* TRY IT *
Copy all entries without alteration and skip the pictures they hold.

───── EXTRACTED ENTRIES ─────

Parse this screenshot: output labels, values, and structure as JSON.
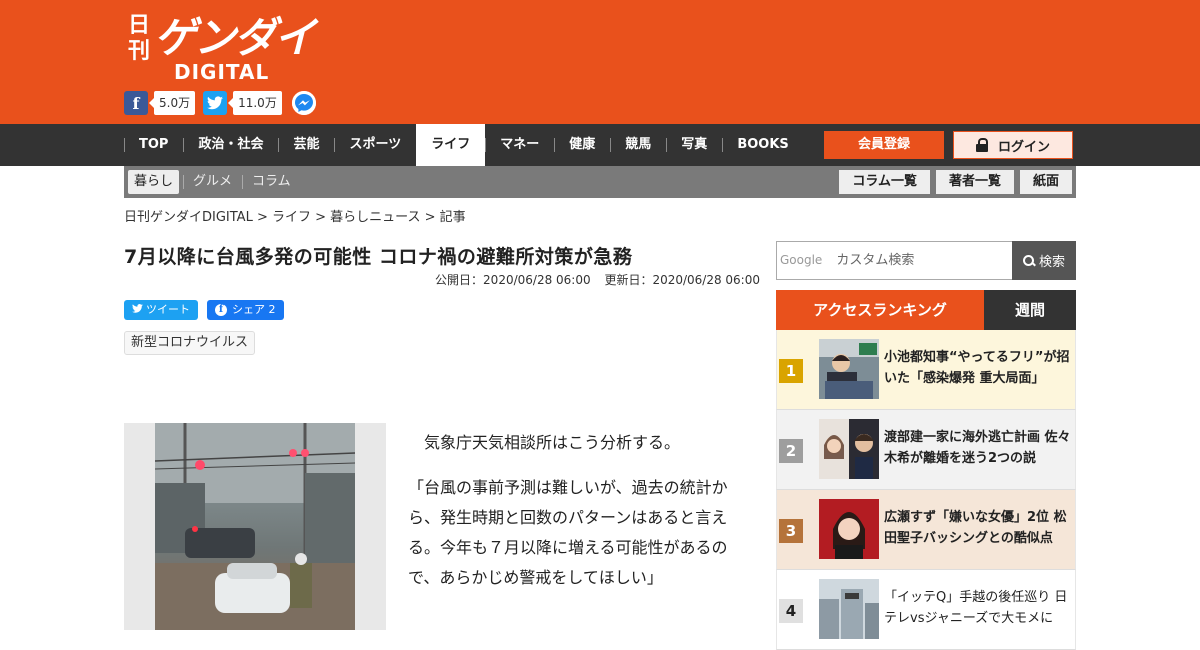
{
  "brand": {
    "nikkan": "日刊",
    "gendai": "ゲンダイ",
    "digital": "DIGITAL",
    "color": "#e9511c"
  },
  "social": {
    "facebook_icon": "facebook-icon",
    "facebook_count": "5.0万",
    "twitter_icon": "twitter-icon",
    "twitter_count": "11.0万",
    "messenger_icon": "messenger-icon"
  },
  "nav": {
    "items": [
      {
        "label": "TOP"
      },
      {
        "label": "政治・社会"
      },
      {
        "label": "芸能"
      },
      {
        "label": "スポーツ"
      },
      {
        "label": "ライフ"
      },
      {
        "label": "マネー"
      },
      {
        "label": "健康"
      },
      {
        "label": "競馬"
      },
      {
        "label": "写真"
      },
      {
        "label": "BOOKS"
      }
    ],
    "active": "ライフ",
    "register_label": "会員登録",
    "login_label": "ログイン"
  },
  "subnav": {
    "items": [
      {
        "label": "暮らし"
      },
      {
        "label": "グルメ"
      },
      {
        "label": "コラム"
      }
    ],
    "active": "暮らし",
    "buttons": [
      {
        "label": "コラム一覧"
      },
      {
        "label": "著者一覧"
      },
      {
        "label": "紙面"
      }
    ]
  },
  "breadcrumb": "日刊ゲンダイDIGITAL > ライフ > 暮らしニュース > 記事",
  "article": {
    "title": "7月以降に台風多発の可能性 コロナ禍の避難所対策が急務",
    "published": "公開日：2020/06/28 06:00",
    "updated": "更新日：2020/06/28 06:00",
    "tweet_label": "ツイート",
    "share_label": "シェア 2",
    "tag": "新型コロナウイルス",
    "paragraphs": [
      "　気象庁天気相談所はこう分析する。",
      "「台風の事前予測は難しいが、過去の統計から、発生時期と回数のパターンはあると言える。今年も７月以降に増える可能性があるので、あらかじめ警戒をしてほしい」"
    ]
  },
  "sidebar": {
    "search_brand": "Google",
    "search_placeholder": "カスタム検索",
    "search_button": "検索",
    "ranking_tab": "アクセスランキング",
    "weekly_tab": "週間",
    "ranking": [
      {
        "rank": "1",
        "title": "小池都知事“やってるフリ”が招いた「感染爆発 重大局面」",
        "color": "#d9a400"
      },
      {
        "rank": "2",
        "title": "渡部建一家に海外逃亡計画 佐々木希が離婚を迷う2つの説",
        "color": "#9e9e9e"
      },
      {
        "rank": "3",
        "title": "広瀬すず「嫌いな女優」2位 松田聖子バッシングとの酷似点",
        "color": "#b5733a"
      },
      {
        "rank": "4",
        "title": "「イッテQ」手越の後任巡り 日テレvsジャニーズで大モメに",
        "color": "#bdbdbd"
      }
    ]
  }
}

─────

* PROBLEM SOLUTION *
Parse this screenshot: output labels, values, and structure as JSON.
{
  "brand": {
    "nikkan": "日刊",
    "gendai": "ゲンダイ",
    "digital": "DIGITAL",
    "color": "#e9511c"
  },
  "social": {
    "facebook_icon": "facebook-icon",
    "facebook_count": "5.0万",
    "twitter_icon": "twitter-icon",
    "twitter_count": "11.0万",
    "messenger_icon": "messenger-icon"
  },
  "nav": {
    "items": [
      {
        "label": "TOP"
      },
      {
        "label": "政治・社会"
      },
      {
        "label": "芸能"
      },
      {
        "label": "スポーツ"
      },
      {
        "label": "ライフ"
      },
      {
        "label": "マネー"
      },
      {
        "label": "健康"
      },
      {
        "label": "競馬"
      },
      {
        "label": "写真"
      },
      {
        "label": "BOOKS"
      }
    ],
    "active": "ライフ",
    "register_label": "会員登録",
    "login_label": "ログイン"
  },
  "subnav": {
    "items": [
      {
        "label": "暮らし"
      },
      {
        "label": "グルメ"
      },
      {
        "label": "コラム"
      }
    ],
    "active": "暮らし",
    "buttons": [
      {
        "label": "コラム一覧"
      },
      {
        "label": "著者一覧"
      },
      {
        "label": "紙面"
      }
    ]
  },
  "breadcrumb": "日刊ゲンダイDIGITAL > ライフ > 暮らしニュース > 記事",
  "article": {
    "title": "7月以降に台風多発の可能性 コロナ禍の避難所対策が急務",
    "published": "公開日：2020/06/28 06:00",
    "updated": "更新日：2020/06/28 06:00",
    "tweet_label": "ツイート",
    "share_label": "シェア 2",
    "tag": "新型コロナウイルス",
    "paragraphs": [
      "　気象庁天気相談所はこう分析する。",
      "「台風の事前予測は難しいが、過去の統計から、発生時期と回数のパターンはあると言える。今年も７月以降に増える可能性があるので、あらかじめ警戒をしてほしい」"
    ]
  },
  "sidebar": {
    "search_brand": "Google",
    "search_placeholder": "カスタム検索",
    "search_button": "検索",
    "ranking_tab": "アクセスランキング",
    "weekly_tab": "週間",
    "ranking": [
      {
        "rank": "1",
        "title": "小池都知事“やってるフリ”が招いた「感染爆発 重大局面」",
        "color": "#d9a400"
      },
      {
        "rank": "2",
        "title": "渡部建一家に海外逃亡計画 佐々木希が離婚を迷う2つの説",
        "color": "#9e9e9e"
      },
      {
        "rank": "3",
        "title": "広瀬すず「嫌いな女優」2位 松田聖子バッシングとの酷似点",
        "color": "#b5733a"
      },
      {
        "rank": "4",
        "title": "「イッテQ」手越の後任巡り 日テレvsジャニーズで大モメに",
        "color": "#bdbdbd"
      }
    ]
  }
}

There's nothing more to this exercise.